EXERCISE DESCRIPTION -
Where a line below includes the word "also", copy that line.

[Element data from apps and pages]
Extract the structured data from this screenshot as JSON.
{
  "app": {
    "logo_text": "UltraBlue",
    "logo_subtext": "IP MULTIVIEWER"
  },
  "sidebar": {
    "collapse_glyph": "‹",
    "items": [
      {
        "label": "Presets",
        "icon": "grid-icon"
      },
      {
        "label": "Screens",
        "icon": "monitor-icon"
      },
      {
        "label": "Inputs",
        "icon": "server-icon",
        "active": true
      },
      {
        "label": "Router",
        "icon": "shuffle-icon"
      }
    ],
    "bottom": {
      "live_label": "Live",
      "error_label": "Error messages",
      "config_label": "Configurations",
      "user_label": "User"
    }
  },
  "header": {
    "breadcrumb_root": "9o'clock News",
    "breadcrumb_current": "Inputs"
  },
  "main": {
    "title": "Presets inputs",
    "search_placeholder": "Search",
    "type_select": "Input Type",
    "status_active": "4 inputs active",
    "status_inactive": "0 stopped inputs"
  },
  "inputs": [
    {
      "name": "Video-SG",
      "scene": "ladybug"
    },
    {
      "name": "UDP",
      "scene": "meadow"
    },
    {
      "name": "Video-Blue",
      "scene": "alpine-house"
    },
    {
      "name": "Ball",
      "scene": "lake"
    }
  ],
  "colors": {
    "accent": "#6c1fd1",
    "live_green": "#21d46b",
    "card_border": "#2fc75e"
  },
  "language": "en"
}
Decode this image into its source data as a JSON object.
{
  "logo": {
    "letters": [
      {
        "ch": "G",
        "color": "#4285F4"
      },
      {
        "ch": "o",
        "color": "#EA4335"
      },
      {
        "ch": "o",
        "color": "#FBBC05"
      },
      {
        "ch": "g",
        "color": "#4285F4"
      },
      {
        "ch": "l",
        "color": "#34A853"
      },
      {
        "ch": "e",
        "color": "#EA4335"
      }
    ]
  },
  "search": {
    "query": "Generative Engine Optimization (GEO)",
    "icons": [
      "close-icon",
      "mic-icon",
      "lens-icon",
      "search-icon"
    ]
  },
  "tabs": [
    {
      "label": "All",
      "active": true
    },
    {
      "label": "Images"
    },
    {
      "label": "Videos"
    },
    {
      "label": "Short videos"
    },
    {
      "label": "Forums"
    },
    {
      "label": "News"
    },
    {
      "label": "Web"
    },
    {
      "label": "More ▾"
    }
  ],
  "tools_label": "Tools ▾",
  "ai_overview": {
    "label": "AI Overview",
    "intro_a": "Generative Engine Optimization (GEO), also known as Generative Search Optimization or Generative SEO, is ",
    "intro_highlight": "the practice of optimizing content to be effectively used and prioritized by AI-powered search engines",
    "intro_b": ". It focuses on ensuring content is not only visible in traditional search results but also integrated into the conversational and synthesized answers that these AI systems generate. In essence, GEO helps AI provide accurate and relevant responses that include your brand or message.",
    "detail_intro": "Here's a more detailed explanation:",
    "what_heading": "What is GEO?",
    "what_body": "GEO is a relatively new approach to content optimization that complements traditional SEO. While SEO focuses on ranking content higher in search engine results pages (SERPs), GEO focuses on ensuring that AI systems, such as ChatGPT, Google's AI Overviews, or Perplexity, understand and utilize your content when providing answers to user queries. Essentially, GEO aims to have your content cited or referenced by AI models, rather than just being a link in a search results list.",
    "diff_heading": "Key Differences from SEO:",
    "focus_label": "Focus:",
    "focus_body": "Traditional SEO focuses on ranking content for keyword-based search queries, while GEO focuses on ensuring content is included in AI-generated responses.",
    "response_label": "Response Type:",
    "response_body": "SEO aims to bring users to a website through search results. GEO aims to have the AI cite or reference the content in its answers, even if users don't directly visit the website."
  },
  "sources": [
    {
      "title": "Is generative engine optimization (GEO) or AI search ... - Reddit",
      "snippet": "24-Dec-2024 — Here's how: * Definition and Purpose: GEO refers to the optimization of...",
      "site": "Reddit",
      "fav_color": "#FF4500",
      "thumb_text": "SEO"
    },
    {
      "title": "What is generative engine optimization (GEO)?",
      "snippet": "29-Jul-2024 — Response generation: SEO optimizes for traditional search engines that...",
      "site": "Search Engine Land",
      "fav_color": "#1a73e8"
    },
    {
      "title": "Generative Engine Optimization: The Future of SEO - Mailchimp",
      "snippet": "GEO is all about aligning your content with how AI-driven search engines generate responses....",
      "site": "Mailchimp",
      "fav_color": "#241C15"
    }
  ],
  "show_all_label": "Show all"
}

RESULT OF THE EXERCISE -
    "intro_a": "Generative Engine Optimization (GEO), also known as Generative Search Optimization or Generative SEO, is ",
    "intro_b": ". It focuses on ensuring content is not only visible in traditional search results but also integrated into the conversational and synthesized answers that these AI systems generate. In essence, GEO helps AI provide accurate and relevant responses that include your brand or message.",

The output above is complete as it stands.